“The Power of the Personal”

It matters when we see someone’s face. A few years ago, Jonathan Taylor, an Israeli
Physician was conducting a fascinating experiment. With their consent, he took photos
of 300 men and women who were coming in for CT scans. He attached the photos to the
images that were submitted to radiologists. The radiologists-who knew nothing of
Turner’s plan-reported that they felt an increased sense of empathy toward these
patients, and a desire to be especially meticulous.

Author Daniel Pink points out that radiologists often sit alone. Their work of reading
X-rays, CT scans, and MRIs is incredibly important. But it can also feel impersonal.
Pink writes, “One of the measures of an outstanding radiologists is the ability to discover
“incidental findings,” physical concerns…that are incidental to the issue really under
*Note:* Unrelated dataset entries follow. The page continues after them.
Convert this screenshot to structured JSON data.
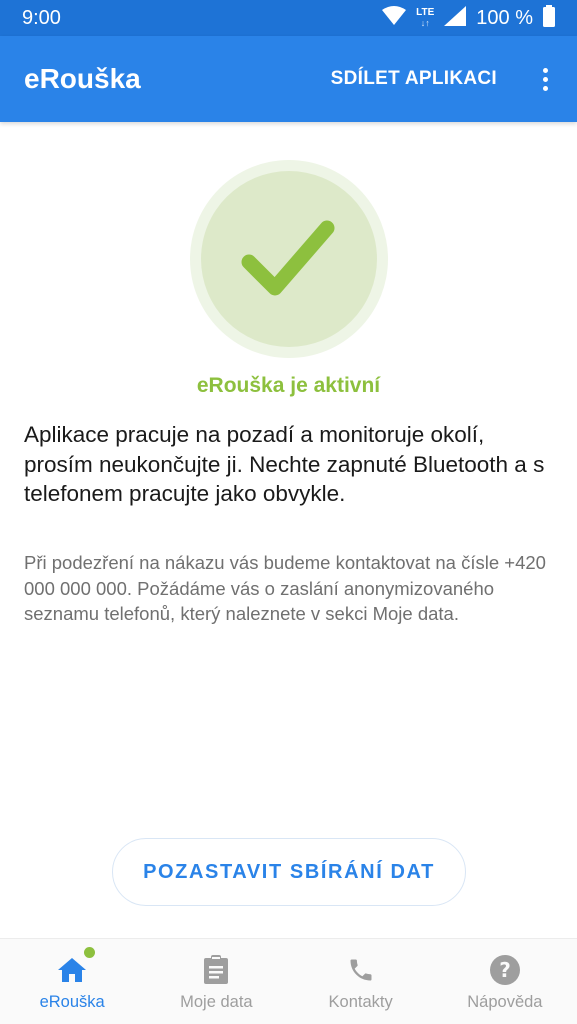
{
  "status_bar": {
    "time": "9:00",
    "network": "LTE",
    "battery": "100 %"
  },
  "app_bar": {
    "title": "eRouška",
    "share_label": "SDÍLET APLIKACI",
    "menu_icon": "more-vert-icon"
  },
  "status": {
    "icon": "check-icon",
    "title": "eRouška je aktivní",
    "colors": {
      "accent_green": "#8dc03e",
      "circle_outer": "#eef5e6",
      "circle_inner": "#dde9c9"
    }
  },
  "main": {
    "description": "Aplikace pracuje na pozadí a monitoruje okolí, prosím neukončujte ji. Nechte zapnuté Bluetooth a s telefonem pracujte jako obvykle.",
    "info": "Při podezření na nákazu vás budeme kontaktovat na čísle +420 000 000 000. Požádáme vás o zaslání anonymizovaného seznamu telefonů, který naleznete v sekci Moje data.",
    "pause_button": "POZASTAVIT SBÍRÁNÍ DAT"
  },
  "bottom_nav": {
    "items": [
      {
        "label": "eRouška",
        "icon": "home-icon",
        "active": true
      },
      {
        "label": "Moje data",
        "icon": "clipboard-icon",
        "active": false
      },
      {
        "label": "Kontakty",
        "icon": "phone-icon",
        "active": false
      },
      {
        "label": "Nápověda",
        "icon": "help-icon",
        "active": false
      }
    ]
  },
  "colors": {
    "primary": "#2a83e8",
    "status_bar": "#1e73d6",
    "inactive_nav": "#9e9e9e"
  }
}
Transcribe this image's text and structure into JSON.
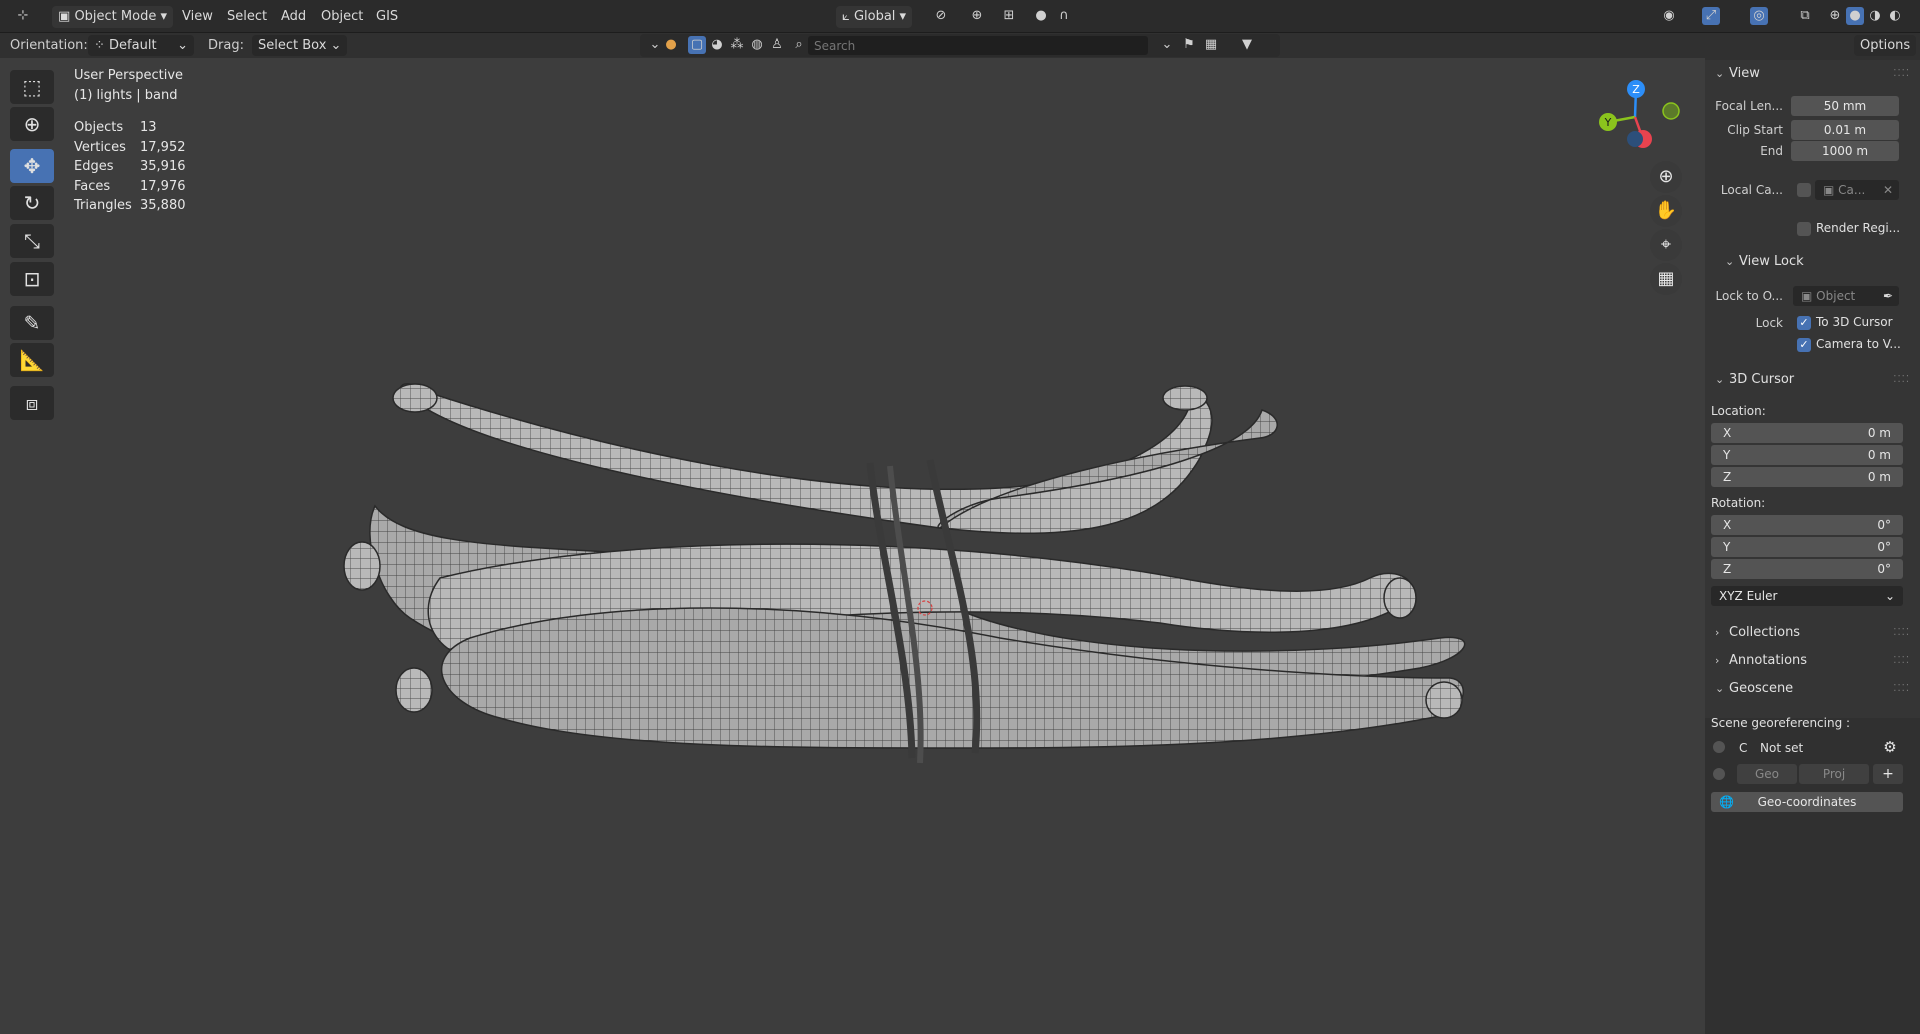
{
  "topbar": {
    "mode": "Object Mode",
    "menu": [
      "View",
      "Select",
      "Add",
      "Object",
      "GIS"
    ],
    "transform_orientation": "Global"
  },
  "options_bar": {
    "orientation_label": "Orientation:",
    "orientation_value": "Default",
    "drag_label": "Drag:",
    "drag_value": "Select Box",
    "search_placeholder": "Search",
    "options_label": "Options"
  },
  "viewport": {
    "perspective": "User Perspective",
    "collection": "(1) lights | band",
    "stats": [
      {
        "label": "Objects",
        "value": "13"
      },
      {
        "label": "Vertices",
        "value": "17,952"
      },
      {
        "label": "Edges",
        "value": "35,916"
      },
      {
        "label": "Faces",
        "value": "17,976"
      },
      {
        "label": "Triangles",
        "value": "35,880"
      }
    ],
    "gizmo": {
      "x": "X",
      "y": "Y",
      "z": "Z"
    },
    "colors": {
      "x_axis": "#e8434f",
      "y_axis": "#8bc41d",
      "z_axis": "#2c8ef8",
      "active_tool": "#4772b3"
    }
  },
  "sidebar": {
    "view": {
      "title": "View",
      "focal_length_label": "Focal Len...",
      "focal_length": "50 mm",
      "clip_start_label": "Clip Start",
      "clip_start": "0.01 m",
      "end_label": "End",
      "end": "1000 m",
      "local_camera_label": "Local Ca...",
      "local_camera_value": "Ca...",
      "render_region": "Render Regi..."
    },
    "view_lock": {
      "title": "View Lock",
      "lock_to_object_label": "Lock to O...",
      "lock_to_object_placeholder": "Object",
      "lock_label": "Lock",
      "to_3d_cursor": "To 3D Cursor",
      "camera_to_view": "Camera to V..."
    },
    "cursor": {
      "title": "3D Cursor",
      "location_label": "Location:",
      "location": [
        {
          "axis": "X",
          "value": "0 m"
        },
        {
          "axis": "Y",
          "value": "0 m"
        },
        {
          "axis": "Z",
          "value": "0 m"
        }
      ],
      "rotation_label": "Rotation:",
      "rotation": [
        {
          "axis": "X",
          "value": "0°"
        },
        {
          "axis": "Y",
          "value": "0°"
        },
        {
          "axis": "Z",
          "value": "0°"
        }
      ],
      "rotation_mode": "XYZ Euler"
    },
    "collapsed_panels": [
      "Collections",
      "Annotations"
    ],
    "geoscene": {
      "title": "Geoscene",
      "georef_label": "Scene georeferencing :",
      "crs_letter": "C",
      "crs_status": "Not set",
      "geo_label": "Geo",
      "proj_label": "Proj",
      "geo_coordinates_button": "Geo-coordinates"
    }
  }
}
The radiologists who examined the images of Turner’s 300 selected patients—the ones
whose pictures accompanied their scans–reported a remarkable number of incidental

Three months later Turner selected 81 of the scans in which an incidental health issue
had been reported. He resubmitted them to the same group of radiologists-who didn’t
know they were repeats-but this time without the pictures. The outcome was
startling. The second time 80% of the incidental findings went unreported.

Turner was quick to point out that nothing is going to replace sound scientific and
technological processes. But “the power of the personal” cannot be ignored. His
patients are human beings, not just physiological case studies.

It matters when we see someone’s face.

In Old Testament times, what did it mean to receive God’s blessing? Aaron, the high
Priest extended his hands over the people of Israel and said, “The Lord bless you and
keep you, the Lord make His face to shine on you and be gracious to you, the Lord turn
His face toward you and give you peace.” (Numbers 6:24-26)

The ultimate privilege of being one of God’s people was knowing that God was turning
His face in my direction–that the King of the Osmos would want to know me personally,
and consequently let me know something of Him.

In the New Testament, the Apostle Paul provides a foretaste of life in the next world.
“For now we see in a glass darkly,” he writes in I Corinthians 13:12. Glass mirrors had
not yet been invented. The only way to catch a blurry glimpse of one’s own reflection was
to gaze into the still water or a highly polished metallic surface. “But then (that is in the
next world) face to face.” On the other side of death, in other words, we shall see and be
seen as we really are–and that will somehow include the face of God.

Paul concludes, “Now, I know in part but then I will know fully just as I also have been
fully known.” Questions will be answered. Secrets will be laid bare. We will know and
be known as never before.

But what about today? What can we do right now to experience more of the
Personal? The next time you’re in a crowd or in traffic or sitting in a crowded arena,
remember that you are surrounded by real persons–individuals who have friends,
families, fears, joys and concerns. Consider pausing and offering a prayer for the
people behind those faces that you see just for a moment. And there’s something we can
always pray for someone, even if we know next to nothing about what they are facing

Lord, bless this person with your peace. The Holy Spirit will fill in the rest.

Ron Naylor, Chaplain